If you've ever developed a non-trivial Web application, you know that development complexity is increased by the fact that Web browsers allow users to follow arbitrary navigation paths through the application. No matter where the user navigates, the onus is on you, the developer, to keep track of the possible interactions and ensure that your application works correctly. While the traditional MVC approach does allow you to handle these cases, there are other options available to help resolve application complexity. Developer and frequent developerWorks contributor Abhijit Belapurkar walks you through a continuations-based alternative that could simplify your Web application development efforts.
The best thing you can do for your servers and the programs you host to buy your own copy of Thomas A. Limoncelli and Christine Hogan's The Practice of System and Network Administration. This new book, though aimed at administrators, is full of valuable lessons for developers, too. While it mentions Linux only once in almost 800 pages -- and obliquely at that -- the principles it explains will help make more sense of your work every day. Share your thoughts on this article with the author and other readers in the discussion forum by clicking Discuss at the top or bottom of the article.

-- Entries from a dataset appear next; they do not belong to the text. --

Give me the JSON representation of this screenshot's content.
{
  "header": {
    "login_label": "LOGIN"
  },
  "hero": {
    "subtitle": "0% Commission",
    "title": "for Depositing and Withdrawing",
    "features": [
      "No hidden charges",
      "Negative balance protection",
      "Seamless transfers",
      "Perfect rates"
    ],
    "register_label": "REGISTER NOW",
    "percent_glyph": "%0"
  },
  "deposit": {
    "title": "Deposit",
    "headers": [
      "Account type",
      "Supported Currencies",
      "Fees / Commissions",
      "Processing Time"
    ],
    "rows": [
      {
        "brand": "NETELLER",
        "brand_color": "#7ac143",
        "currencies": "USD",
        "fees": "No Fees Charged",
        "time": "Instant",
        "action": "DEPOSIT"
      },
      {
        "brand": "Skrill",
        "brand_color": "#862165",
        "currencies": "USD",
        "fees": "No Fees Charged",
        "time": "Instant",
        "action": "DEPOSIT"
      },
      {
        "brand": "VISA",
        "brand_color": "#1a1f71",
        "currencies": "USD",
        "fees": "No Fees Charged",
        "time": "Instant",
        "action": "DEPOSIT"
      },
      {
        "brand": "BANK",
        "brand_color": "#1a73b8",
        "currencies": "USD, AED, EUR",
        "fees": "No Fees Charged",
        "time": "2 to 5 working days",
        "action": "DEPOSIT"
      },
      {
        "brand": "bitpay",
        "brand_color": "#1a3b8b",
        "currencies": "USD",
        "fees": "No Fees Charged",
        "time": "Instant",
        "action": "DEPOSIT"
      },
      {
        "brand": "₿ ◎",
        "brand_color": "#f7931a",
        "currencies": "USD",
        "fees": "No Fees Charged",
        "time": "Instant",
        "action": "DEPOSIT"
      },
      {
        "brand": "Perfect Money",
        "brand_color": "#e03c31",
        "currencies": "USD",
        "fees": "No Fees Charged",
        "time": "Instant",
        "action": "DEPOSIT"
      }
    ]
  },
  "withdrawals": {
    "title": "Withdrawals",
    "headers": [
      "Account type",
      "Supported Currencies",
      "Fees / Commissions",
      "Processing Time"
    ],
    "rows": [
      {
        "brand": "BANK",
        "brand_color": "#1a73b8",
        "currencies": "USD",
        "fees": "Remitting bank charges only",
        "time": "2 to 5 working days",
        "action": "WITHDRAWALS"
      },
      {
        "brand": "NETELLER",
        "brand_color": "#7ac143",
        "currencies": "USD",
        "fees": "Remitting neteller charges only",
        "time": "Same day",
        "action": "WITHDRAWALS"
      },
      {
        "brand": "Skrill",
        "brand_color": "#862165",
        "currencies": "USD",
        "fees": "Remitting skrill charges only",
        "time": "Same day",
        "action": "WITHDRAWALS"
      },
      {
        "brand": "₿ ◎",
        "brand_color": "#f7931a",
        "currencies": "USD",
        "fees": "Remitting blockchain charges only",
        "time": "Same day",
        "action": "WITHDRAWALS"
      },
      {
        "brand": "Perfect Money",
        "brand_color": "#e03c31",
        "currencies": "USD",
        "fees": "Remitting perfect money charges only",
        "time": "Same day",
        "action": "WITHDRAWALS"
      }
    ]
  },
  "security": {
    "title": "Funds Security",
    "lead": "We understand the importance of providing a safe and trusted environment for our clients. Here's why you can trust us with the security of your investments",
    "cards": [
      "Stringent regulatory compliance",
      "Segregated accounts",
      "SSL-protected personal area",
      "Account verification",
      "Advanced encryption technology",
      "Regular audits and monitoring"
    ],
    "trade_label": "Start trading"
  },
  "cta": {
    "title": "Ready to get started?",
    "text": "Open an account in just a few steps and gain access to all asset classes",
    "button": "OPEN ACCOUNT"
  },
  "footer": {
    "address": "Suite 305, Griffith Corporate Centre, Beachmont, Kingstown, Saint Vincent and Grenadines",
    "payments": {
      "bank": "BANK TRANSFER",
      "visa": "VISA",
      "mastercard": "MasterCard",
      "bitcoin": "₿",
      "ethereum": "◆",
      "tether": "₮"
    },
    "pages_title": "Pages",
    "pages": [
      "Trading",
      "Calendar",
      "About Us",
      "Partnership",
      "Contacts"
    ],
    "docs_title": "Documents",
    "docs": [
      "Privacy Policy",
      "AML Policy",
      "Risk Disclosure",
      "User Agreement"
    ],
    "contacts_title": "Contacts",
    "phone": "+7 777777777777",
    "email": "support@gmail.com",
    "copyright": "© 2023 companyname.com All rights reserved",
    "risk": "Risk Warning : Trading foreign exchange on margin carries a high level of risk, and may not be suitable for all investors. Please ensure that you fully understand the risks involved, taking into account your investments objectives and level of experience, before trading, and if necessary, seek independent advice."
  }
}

Many applications use HTML for reporting and online help, among other things. Embedding a Web browser in your application eliminates the need to worry about which browser a client uses to view your pages, and also allows you to create custom tags that tie the HTML page back to your application. For example, for the help system in an IDE, a user could browse a function reference where you have created custom tags, and when the user clicks on the function name, the function call could be inserted into the user's code.
Having multiple Linux installations to work with allows you to easily test different libraries with the same program, watch how your program interacts with others, or just tweak a parameter here or there to see what happens. This comes in handy for development and testing -- as well as for customer support. You say that you don't have oodles of boxes to work with? No worries -- installing multiple instances of Linux on a single box is a cinch, as you'll soon discover in this tip from IBM interns Chuks Onwuneme and Farhan Khawaja.